Chuck is currently about two years old and I’ve had him for almost a year. His diet consists of vegan cat kibble (Evolution Cheezburger flavor) and a few different treats that he loves such as coconut milk, Tofurky deli slices, rice and sauteed kale. Sometimes he just hops up on a chair while I’m eating and snatches something from my plate. It must be how he’s ended up liking so many odd foods.
I am a veterinarian who has been vegan longer than I’ve been a vet.
Care Bear Cold Heart
Back in 2001, I was working as a veterinary technician at Compassion Veterinary Clinic in Marlborough, MA . Somehow I ended up fostering two 3-day-old kittens who required bottle feeding. So, I took care of them like her mother had done, including feeding them a milk substitute for cats every two hours.
When it came time for weaning, they refused to eat cat food. Continue reading
Most veterinarians strongly recommend against feeding cats a vegetarian diet. While vegetarian cat food can be supplemented and formulated to meet AAFCO standards, there is a paucity of scientific data regarding bioavailability of essential nutrients and long-term health effects. The bioavailability of synthetic taurine in these foods, for example, is unknown. However, the majority of commercial cat foods add synthetic taurine because the natural taurine is denatured during high-heat processing. So there is a huge sample of cats lacking any signs of deficiency during a lifetime of consuming and utilizing synthetic taurine. Still, the bioavailability of many supplemented nutrients remains unknown.
Anecdotally, the thousands or tens of thousands of cats currently on vegetarian diets are in adequate to excellent health.3 Continue reading
In his book Obligate Carnivore, Jed Gillen writes about the difficult decision caregivers are forced to make where essentially they are choosing between animals. He speaks of his newly adopted kitten: “Nature may have evolved her to be a carnivore, but it most certainly did not evolve me to go into the grocery store and buy dead animal parts to feed to her. Those same laws of nature that designed her to eat flesh did not tie my hands at all.
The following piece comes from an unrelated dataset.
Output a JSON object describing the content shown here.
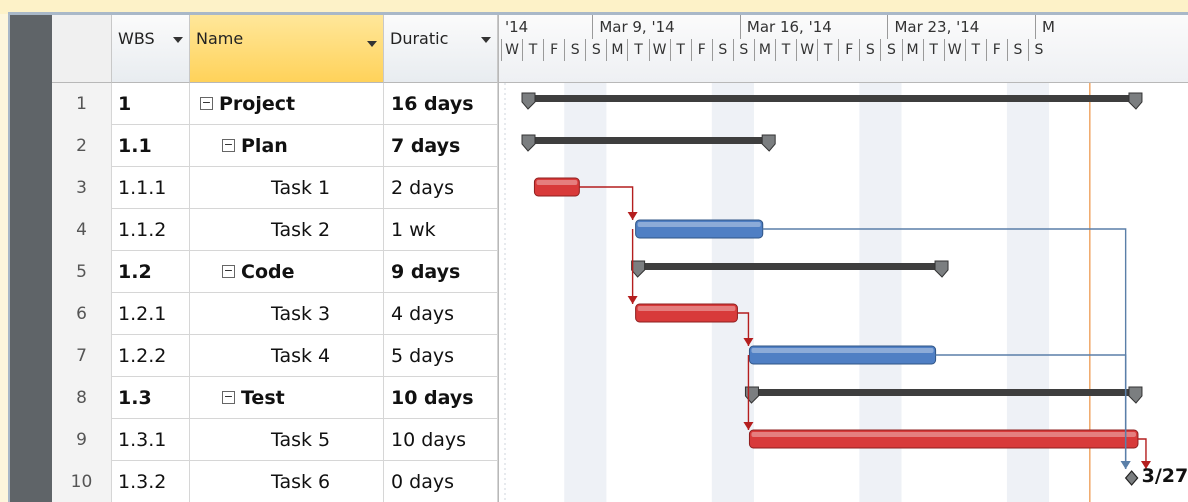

If I chose to sustain this one life at the expense of many ‘food animals,’ on what would this decision be based? The fact that she was adorable and lived in my house, while they were just nameless and faceless statistics?” That sort of thinking is defined by Peter Singer as speciesism, which is arbitrary discrimination based on species. Continue reading
Despite warnings from veterinarians, some animal caregivers are choosing to feed their pets vegetarian food for ethical reasons. Aside from nutritional health concerns, some veterinarians think it is inhumane to the animal not to feed a ‘natural’ diet. So why do these caregivers feel that vegetarian diets for their carnivorous companion animals are actually more humane? Most are vegans or vegetarians themselves who believe in animal rights and do not wish to contribute to the suffering of farm animals. They are considering the overall consequences of providing a flesh-based diet, not simply the consequences for their companion animals alone. Continue reading
Whether it meets the approval of your vet or not, many caregivers have begun to feed their cats vegetarian food. The purpose of this study was to gather preliminary data for that veterinarians can properly advise clients who want to feed their cats vegetarian food.
Journal of the American Veterinary Medical Association
July 1, 2006, Vol 229, No. 1, Pages 70-73.
Evaluation of cats fed vegetarian diets and attitudes of their caregivers. Continue reading